» WHAT IS EXPECTED: Make an exact copy of every entry.

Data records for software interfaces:
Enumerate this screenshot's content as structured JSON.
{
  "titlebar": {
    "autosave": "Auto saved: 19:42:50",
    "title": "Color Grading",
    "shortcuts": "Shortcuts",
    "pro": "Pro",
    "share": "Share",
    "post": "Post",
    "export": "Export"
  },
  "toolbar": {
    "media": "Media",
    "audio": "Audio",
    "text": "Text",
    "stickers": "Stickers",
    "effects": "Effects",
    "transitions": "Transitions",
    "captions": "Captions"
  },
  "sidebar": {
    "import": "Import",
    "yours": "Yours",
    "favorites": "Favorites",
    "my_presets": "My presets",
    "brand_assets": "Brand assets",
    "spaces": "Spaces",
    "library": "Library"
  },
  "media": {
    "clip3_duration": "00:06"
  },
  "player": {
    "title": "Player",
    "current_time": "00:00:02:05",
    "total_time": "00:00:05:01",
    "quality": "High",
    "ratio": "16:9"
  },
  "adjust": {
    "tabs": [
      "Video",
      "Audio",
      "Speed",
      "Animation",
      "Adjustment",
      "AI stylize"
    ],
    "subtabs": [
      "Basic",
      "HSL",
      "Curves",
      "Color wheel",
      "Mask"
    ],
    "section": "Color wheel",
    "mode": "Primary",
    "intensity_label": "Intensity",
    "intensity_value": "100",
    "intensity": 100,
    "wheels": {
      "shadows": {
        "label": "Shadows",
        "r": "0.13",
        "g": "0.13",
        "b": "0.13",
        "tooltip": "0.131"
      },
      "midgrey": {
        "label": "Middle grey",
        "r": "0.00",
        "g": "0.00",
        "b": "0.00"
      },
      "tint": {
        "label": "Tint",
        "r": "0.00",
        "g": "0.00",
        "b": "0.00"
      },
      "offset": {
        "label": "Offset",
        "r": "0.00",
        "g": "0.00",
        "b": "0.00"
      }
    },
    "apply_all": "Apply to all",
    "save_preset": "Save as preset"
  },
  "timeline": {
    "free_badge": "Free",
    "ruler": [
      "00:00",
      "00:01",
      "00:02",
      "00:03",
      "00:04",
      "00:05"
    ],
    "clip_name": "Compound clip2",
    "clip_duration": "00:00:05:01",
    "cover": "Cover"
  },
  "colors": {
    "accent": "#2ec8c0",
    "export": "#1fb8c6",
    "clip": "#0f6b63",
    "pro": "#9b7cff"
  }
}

» ANSWER SECTION:
Enumerate this screenshot's content as structured JSON.
{
  "titlebar": {
    "autosave": "Auto saved: 19:42:50",
    "title": "Color Grading",
    "shortcuts": "Shortcuts",
    "pro": "Pro",
    "share": "Share",
    "post": "Post",
    "export": "Export"
  },
  "toolbar": {
    "media": "Media",
    "audio": "Audio",
    "text": "Text",
    "stickers": "Stickers",
    "effects": "Effects",
    "transitions": "Transitions",
    "captions": "Captions"
  },
  "sidebar": {
    "import": "Import",
    "yours": "Yours",
    "favorites": "Favorites",
    "my_presets": "My presets",
    "brand_assets": "Brand assets",
    "spaces": "Spaces",
    "library": "Library"
  },
  "media": {
    "clip3_duration": "00:06"
  },
  "player": {
    "title": "Player",
    "current_time": "00:00:02:05",
    "total_time": "00:00:05:01",
    "quality": "High",
    "ratio": "16:9"
  },
  "adjust": {
    "tabs": [
      "Video",
      "Audio",
      "Speed",
      "Animation",
      "Adjustment",
      "AI stylize"
    ],
    "subtabs": [
      "Basic",
      "HSL",
      "Curves",
      "Color wheel",
      "Mask"
    ],
    "section": "Color wheel",
    "mode": "Primary",
    "intensity_label": "Intensity",
    "intensity_value": "100",
    "intensity": 100,
    "wheels": {
      "shadows": {
        "label": "Shadows",
        "r": "0.13",
        "g": "0.13",
        "b": "0.13",
        "tooltip": "0.131"
      },
      "midgrey": {
        "label": "Middle grey",
        "r": "0.00",
        "g": "0.00",
        "b": "0.00"
      },
      "tint": {
        "label": "Tint",
        "r": "0.00",
        "g": "0.00",
        "b": "0.00"
      },
      "offset": {
        "label": "Offset",
        "r": "0.00",
        "g": "0.00",
        "b": "0.00"
      }
    },
    "apply_all": "Apply to all",
    "save_preset": "Save as preset"
  },
  "timeline": {
    "free_badge": "Free",
    "ruler": [
      "00:00",
      "00:01",
      "00:02",
      "00:03",
      "00:04",
      "00:05"
    ],
    "clip_name": "Compound clip2",
    "clip_duration": "00:00:05:01",
    "cover": "Cover"
  },
  "colors": {
    "accent": "#2ec8c0",
    "export": "#1fb8c6",
    "clip": "#0f6b63",
    "pro": "#9b7cff"
  }
}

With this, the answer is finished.